Bradford N Smith
If it's not needed, has already been shown, or doesn't move the story forward - don't put it in. Above all else, these are the take away things, both Philip Brocklehurst and Bradford Smith should take away from this write-up. Being a reviewer for an indie, low budget film site, I am at times a little generous with my ratings. I find no shame in that - because at the end of the day? Creating a film with little or no money is tough. Really tough. It's also the only way to gain the experience needed to create bigger and better things. There are no shortcuts when it comes to experience and honestly? "I Am The Wanderer" demonstrates just that.
The biggest problem with this flick is the length - but more to the point? The exact same story and feeling could have been accomplished in around ten minutes. I'm a little ashamed of myself, because it took me three separate sittings to get through this film. I love indie film and am completely used to a less than perfect production. But here, there's only so long looking at a man against a tree can hold my attention. Even if it's sprinkled with some roadside bits and some interior car shots and stairs. There's no real dialog, save the occasional line from a woman, that is near almost the same sentence every time. Also, there's only so long I can look at a sad looking man without any other real context. In case you're wondering? I've essentially summed up this entire forty minute film.
What's the actual plot? It's difficult to sum up because I'm not totally sure I get it - but we have our depressed man. Detached from the world with almost nobody, save his sad self and all the people who won't give him a ride. There is a woman who appears, but even her situation is skewed. It's hinted she was a girlfriend. It's also hinted maybe the man screwed up the relationship. Then again... it's hinted that maybe she screwed up the relationship - or both of them. Most of the actual plot between the two is introduced in the final act, crazily using a skull and mask with some narration. Yet everything is contradictory. That itself isn't totally the problem, considering this movie feels more like something to reflect on. But the fact it takes thirty five minutes of what feels like the same shot, to get there? That's a tough sell.
The technicalities of this production are also a slight problem, but could have been forgiven. In today's world, you have nine and ten year old kids asking their parents for a tripod. So their YouTube videos look better. "I Am The Wanderer" looks like nobody even bothered. It feels all hand-held, and hastily recorded. But more to the point? Considering most shots are a man against a tree, or by a road... almost anything could have been used to steady the shots. Rest the camera or phone on a rock. A bench. A branch. A curious squirrel. Anything! Maybe not every shot could have been done this way, but a good chunk could have been.

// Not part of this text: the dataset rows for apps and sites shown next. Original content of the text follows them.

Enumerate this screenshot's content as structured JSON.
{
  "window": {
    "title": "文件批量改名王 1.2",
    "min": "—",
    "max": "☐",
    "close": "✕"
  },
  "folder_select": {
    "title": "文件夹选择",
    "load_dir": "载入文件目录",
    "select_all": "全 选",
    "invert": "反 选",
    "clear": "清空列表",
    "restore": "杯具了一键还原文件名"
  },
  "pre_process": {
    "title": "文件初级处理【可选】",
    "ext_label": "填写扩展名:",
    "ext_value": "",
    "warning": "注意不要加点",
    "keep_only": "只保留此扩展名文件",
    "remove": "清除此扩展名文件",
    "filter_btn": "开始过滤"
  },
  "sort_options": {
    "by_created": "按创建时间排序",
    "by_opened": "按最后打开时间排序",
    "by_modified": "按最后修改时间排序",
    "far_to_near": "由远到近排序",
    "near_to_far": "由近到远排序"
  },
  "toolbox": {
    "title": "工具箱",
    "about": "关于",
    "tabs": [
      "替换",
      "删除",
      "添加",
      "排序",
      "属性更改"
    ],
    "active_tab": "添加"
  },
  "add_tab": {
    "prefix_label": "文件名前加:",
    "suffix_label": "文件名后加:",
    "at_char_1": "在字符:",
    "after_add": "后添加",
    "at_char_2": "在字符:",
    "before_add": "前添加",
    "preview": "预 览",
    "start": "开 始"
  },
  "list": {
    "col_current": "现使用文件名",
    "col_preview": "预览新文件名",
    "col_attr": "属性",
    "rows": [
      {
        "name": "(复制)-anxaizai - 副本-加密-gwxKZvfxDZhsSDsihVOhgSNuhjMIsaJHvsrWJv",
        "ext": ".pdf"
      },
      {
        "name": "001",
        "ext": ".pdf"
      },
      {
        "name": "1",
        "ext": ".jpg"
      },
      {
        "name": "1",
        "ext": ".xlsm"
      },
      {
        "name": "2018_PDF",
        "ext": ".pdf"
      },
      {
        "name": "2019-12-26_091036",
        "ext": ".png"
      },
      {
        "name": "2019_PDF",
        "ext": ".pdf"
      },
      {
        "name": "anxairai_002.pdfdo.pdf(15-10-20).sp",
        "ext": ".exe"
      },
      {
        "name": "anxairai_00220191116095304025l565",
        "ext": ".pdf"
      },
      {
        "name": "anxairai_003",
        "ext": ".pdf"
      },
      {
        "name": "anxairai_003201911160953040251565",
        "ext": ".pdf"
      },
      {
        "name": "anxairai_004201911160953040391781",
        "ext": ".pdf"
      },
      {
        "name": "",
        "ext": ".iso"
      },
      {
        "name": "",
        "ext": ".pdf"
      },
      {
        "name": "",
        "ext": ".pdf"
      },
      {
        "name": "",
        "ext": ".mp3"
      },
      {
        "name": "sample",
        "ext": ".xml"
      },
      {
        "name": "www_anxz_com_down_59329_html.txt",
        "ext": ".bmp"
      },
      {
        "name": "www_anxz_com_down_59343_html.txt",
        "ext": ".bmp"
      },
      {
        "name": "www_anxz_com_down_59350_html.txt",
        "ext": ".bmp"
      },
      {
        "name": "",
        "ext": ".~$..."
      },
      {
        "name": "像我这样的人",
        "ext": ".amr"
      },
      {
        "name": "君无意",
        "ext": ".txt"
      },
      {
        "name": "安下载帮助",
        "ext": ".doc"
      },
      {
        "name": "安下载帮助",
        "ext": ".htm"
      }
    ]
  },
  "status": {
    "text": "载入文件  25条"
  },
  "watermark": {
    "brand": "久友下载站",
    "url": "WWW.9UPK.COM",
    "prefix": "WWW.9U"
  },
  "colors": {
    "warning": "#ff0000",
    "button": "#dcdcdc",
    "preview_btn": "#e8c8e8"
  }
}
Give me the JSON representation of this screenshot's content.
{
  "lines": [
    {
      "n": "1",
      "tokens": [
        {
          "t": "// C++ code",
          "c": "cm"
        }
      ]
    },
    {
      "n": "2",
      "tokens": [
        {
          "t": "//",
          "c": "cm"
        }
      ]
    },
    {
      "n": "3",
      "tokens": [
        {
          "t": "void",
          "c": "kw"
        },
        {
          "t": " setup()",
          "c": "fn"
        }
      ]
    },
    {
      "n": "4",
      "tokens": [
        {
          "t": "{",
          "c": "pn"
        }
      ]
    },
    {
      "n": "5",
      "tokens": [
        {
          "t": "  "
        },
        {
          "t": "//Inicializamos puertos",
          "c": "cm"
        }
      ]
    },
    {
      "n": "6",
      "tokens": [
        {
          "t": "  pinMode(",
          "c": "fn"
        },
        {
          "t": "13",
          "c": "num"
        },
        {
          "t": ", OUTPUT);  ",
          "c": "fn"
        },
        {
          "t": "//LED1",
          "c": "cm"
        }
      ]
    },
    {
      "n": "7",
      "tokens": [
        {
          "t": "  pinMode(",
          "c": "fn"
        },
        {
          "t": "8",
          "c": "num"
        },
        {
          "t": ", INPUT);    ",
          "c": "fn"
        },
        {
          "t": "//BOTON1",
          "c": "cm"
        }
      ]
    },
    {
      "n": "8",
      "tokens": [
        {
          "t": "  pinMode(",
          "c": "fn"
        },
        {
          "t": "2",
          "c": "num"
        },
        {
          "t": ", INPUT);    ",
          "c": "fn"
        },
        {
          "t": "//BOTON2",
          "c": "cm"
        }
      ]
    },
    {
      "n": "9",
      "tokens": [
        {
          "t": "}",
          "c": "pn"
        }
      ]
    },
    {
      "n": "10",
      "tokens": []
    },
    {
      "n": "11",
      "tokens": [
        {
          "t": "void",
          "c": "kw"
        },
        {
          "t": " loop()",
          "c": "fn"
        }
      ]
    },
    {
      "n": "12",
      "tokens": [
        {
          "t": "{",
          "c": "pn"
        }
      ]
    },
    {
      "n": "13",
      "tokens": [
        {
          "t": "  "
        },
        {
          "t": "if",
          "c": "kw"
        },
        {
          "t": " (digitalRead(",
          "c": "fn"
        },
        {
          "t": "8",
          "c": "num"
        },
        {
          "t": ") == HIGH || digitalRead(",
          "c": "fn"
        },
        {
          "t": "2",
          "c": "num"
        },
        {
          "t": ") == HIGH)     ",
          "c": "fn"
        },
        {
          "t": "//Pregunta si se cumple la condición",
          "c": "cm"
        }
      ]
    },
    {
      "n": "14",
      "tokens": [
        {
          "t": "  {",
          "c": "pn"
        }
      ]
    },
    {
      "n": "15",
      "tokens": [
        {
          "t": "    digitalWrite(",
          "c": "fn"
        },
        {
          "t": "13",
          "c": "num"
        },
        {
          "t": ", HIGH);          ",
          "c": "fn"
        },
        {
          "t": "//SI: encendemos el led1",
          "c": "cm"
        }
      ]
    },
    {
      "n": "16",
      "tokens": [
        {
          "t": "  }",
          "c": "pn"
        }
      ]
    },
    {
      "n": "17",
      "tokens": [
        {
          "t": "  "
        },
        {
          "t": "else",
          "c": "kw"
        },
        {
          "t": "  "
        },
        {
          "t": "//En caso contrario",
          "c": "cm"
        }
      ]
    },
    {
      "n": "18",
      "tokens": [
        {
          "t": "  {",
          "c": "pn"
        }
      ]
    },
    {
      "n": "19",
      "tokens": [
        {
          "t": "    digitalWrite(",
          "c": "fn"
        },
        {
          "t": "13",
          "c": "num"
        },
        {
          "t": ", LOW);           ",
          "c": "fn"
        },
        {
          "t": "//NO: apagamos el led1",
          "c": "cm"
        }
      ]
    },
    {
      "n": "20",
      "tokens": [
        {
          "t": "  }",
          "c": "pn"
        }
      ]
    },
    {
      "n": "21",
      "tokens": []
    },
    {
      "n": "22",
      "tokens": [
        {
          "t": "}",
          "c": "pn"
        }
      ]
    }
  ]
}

But again we're back to my original gripe. The length. Why was this film so long? There is probably a good thirty minutes of essentially the same shot. You could probably have actually used the same shot over and over again, and ended up with the same effect. I can only assume the filmmakers wanted to make a film that was long. Simply to say - hey! We made a forty minute movie! Sometimes however, shorter is better. When in doubt just read my opening statement. The truth is this. Had "I Am The Wanderer" been ten to fifteen minutes of choice edits, It probably would have been a great reflection piece. To sum things up? I have seen a lot worse - and have seen a lot worse from filmmakers with actual money to spend. This film simply needed to be edited down properly. I have no problem saying that the average viewer will probably never get through this one. Film buffs drawn to this particular style... maybe.